Think about the distribution of information and the way that is metered by the availability of access to modern technology. Even if they make it simpler to do so, shiny new devices in and of themselves, will not, and have not compelled us to behave in a more equatable manner. This is evident in the Firefly universe where the unequal distribution of resources is very apparent. It's even one of the driving forces of the action. Think about the fancy accommodations on Ariel in comparison to the way colonists are treated or the "rustic" accommodations on Serenity. There is a well developed separation between the classes in the Firefly universe, despite the existence advanced technologies. Some places are “flush" with it "other not so much."

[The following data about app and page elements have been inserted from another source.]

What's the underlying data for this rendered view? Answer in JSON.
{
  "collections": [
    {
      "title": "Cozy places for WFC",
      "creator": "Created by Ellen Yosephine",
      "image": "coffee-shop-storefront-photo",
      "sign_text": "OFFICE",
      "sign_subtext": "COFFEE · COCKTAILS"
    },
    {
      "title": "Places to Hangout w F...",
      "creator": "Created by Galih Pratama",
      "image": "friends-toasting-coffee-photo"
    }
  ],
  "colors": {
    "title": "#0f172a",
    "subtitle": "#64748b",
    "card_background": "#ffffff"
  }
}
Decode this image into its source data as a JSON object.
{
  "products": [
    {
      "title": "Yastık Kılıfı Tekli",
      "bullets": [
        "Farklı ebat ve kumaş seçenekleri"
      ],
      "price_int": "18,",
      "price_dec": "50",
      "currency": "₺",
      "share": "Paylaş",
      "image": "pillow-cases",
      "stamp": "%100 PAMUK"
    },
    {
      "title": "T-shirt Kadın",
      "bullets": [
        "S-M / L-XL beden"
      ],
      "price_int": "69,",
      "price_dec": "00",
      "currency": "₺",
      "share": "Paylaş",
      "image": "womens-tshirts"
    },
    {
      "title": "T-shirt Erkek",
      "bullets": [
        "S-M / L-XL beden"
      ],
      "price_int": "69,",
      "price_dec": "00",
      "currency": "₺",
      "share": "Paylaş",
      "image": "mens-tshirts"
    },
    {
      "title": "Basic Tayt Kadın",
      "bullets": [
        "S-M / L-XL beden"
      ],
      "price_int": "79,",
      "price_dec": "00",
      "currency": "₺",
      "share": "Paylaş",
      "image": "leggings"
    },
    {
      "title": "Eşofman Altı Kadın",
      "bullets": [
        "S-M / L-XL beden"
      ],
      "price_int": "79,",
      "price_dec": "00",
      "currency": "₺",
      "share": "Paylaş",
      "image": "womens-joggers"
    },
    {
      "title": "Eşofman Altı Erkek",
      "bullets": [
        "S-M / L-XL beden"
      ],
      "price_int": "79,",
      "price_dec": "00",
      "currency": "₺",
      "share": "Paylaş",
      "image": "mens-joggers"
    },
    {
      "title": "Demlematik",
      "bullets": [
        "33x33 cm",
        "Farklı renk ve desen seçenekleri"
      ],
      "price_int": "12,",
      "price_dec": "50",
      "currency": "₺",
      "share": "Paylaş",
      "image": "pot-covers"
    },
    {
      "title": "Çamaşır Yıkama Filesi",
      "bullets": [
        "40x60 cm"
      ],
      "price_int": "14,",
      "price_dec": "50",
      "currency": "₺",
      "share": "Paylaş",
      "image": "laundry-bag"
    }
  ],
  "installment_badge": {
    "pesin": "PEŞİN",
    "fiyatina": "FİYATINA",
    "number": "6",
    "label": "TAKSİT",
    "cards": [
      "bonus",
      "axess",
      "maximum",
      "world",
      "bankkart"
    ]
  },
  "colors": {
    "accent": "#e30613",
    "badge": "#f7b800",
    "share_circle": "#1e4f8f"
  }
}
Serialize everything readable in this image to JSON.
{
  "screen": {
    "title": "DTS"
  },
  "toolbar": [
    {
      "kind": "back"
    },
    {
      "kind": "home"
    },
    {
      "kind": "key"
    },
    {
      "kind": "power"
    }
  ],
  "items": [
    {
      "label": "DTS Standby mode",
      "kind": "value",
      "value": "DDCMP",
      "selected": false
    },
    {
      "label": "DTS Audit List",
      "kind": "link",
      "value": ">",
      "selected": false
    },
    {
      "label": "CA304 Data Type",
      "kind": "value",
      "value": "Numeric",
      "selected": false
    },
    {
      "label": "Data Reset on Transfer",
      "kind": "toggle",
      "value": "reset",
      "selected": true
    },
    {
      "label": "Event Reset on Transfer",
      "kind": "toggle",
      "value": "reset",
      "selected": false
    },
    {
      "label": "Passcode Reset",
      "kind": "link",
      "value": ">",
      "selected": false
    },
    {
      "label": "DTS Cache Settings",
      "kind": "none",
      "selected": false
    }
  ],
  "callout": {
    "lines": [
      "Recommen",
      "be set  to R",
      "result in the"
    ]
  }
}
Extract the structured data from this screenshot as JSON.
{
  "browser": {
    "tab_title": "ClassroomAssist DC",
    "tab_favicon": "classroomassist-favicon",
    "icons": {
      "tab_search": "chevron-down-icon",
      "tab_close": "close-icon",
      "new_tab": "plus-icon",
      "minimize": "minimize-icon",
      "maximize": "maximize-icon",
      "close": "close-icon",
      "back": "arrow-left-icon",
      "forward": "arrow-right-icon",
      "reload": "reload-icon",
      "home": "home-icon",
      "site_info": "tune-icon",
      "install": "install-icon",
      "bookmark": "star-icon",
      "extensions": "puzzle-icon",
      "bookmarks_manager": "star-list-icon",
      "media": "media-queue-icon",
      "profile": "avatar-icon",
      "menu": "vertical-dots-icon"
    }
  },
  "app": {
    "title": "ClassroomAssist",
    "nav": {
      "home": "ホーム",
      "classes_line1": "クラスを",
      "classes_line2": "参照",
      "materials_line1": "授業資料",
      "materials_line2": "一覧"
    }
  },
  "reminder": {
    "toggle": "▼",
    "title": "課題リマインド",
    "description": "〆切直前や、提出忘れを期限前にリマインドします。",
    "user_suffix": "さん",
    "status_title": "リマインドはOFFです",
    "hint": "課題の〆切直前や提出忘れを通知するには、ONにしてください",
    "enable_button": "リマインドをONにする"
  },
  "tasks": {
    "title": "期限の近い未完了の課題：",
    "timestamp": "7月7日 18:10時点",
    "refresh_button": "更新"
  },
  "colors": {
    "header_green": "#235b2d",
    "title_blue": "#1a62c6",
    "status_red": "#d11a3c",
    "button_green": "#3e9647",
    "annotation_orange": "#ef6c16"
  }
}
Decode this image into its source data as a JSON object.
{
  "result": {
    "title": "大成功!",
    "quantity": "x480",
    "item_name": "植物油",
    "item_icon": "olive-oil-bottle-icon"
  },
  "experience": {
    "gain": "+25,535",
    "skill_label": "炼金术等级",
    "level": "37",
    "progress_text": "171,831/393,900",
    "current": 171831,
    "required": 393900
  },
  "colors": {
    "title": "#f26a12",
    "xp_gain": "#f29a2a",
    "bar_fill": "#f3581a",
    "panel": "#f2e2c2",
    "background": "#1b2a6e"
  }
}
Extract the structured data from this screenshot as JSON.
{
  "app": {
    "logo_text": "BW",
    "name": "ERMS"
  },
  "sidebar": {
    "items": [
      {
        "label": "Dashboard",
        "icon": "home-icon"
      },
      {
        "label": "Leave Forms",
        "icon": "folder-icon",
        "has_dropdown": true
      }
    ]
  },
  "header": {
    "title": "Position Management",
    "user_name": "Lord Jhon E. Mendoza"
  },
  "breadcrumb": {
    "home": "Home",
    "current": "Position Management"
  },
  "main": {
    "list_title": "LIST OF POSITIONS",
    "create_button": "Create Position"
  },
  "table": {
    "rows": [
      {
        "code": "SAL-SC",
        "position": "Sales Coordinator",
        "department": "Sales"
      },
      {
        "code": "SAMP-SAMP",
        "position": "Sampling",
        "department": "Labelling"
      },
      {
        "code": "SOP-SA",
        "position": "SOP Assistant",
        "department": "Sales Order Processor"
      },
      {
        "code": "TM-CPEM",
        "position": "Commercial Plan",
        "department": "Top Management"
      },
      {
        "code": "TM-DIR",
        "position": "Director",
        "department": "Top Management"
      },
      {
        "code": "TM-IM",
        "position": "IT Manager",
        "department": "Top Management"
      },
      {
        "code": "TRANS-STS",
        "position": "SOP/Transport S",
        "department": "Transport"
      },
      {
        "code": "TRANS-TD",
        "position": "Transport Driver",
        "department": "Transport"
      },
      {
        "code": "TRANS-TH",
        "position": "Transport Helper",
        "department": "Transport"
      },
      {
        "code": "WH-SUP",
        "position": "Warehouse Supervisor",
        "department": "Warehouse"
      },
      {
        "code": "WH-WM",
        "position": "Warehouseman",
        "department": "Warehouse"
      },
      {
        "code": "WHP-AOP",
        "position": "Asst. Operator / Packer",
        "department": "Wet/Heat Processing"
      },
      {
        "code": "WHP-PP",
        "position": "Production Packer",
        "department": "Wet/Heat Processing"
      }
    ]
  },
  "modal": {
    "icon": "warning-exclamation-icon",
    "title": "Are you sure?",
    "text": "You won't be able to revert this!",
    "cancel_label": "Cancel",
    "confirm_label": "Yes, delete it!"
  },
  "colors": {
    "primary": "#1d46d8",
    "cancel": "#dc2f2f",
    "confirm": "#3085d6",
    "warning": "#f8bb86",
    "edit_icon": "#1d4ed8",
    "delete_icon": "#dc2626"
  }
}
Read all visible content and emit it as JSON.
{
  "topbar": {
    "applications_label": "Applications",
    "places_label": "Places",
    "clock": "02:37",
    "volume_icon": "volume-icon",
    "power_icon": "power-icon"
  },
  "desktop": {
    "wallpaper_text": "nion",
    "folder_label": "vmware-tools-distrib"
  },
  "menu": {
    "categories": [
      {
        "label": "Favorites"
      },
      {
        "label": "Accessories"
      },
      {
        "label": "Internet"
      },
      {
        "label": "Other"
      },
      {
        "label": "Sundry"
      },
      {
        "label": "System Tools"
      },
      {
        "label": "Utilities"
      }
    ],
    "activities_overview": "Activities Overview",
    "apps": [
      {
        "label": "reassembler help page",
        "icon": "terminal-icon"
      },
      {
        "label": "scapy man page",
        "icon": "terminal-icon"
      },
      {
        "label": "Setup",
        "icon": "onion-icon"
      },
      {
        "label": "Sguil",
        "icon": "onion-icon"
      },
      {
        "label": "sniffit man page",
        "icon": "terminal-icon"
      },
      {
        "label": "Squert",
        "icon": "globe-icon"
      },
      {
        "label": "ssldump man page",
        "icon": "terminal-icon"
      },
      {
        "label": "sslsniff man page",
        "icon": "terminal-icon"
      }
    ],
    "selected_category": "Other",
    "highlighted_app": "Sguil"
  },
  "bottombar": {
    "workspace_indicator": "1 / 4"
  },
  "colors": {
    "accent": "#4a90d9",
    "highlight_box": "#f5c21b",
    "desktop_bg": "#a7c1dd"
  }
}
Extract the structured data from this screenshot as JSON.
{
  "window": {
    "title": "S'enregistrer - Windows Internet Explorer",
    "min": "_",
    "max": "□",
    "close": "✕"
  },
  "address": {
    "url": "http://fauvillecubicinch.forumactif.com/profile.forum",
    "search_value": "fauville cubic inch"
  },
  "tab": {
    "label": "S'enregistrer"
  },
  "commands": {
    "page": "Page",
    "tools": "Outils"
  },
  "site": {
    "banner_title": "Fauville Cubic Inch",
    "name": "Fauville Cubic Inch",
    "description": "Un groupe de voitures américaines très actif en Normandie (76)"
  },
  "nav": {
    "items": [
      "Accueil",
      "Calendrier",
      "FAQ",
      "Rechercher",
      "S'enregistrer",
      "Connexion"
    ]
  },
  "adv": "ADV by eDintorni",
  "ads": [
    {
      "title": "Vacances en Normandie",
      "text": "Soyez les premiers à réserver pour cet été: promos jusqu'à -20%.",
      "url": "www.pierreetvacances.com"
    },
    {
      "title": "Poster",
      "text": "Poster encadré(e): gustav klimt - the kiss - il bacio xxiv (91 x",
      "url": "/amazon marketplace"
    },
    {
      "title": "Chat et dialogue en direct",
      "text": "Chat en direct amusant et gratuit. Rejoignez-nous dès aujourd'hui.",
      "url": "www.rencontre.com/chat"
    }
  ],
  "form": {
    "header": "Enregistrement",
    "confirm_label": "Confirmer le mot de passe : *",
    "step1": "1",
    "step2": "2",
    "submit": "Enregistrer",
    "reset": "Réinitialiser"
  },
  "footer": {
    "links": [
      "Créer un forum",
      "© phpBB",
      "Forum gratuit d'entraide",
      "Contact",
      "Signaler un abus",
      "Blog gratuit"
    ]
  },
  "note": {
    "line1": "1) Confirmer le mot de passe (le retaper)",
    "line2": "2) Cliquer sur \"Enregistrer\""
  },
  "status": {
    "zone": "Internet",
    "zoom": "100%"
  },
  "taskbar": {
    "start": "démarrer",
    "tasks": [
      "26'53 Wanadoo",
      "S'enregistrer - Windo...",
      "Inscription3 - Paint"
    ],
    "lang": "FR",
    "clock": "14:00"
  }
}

The Firefly universe is great for escapism but you wouldn't want to live there. You wouldn't feel safe in that society. You might die, or most likely get shot once every year or two. The Star Trek universe on the other hand, while it's conventionally less exciting, would be comfortable and safe. As a human you'd rarely ever have to fight to survive (unless it is the season finale and you are a captain or first officer). Now I know staunch capitalists & free-market junkies would love to tell me that it'd be lazy or against that natural Darwinist way of things to want this. But even though the struggles represented on Firefly are pretty shiny, I would infinitely prefer living in the non-capitalist less survival-driven future of Star Trek TNG. Cause I really prefer not being shot. How bout you?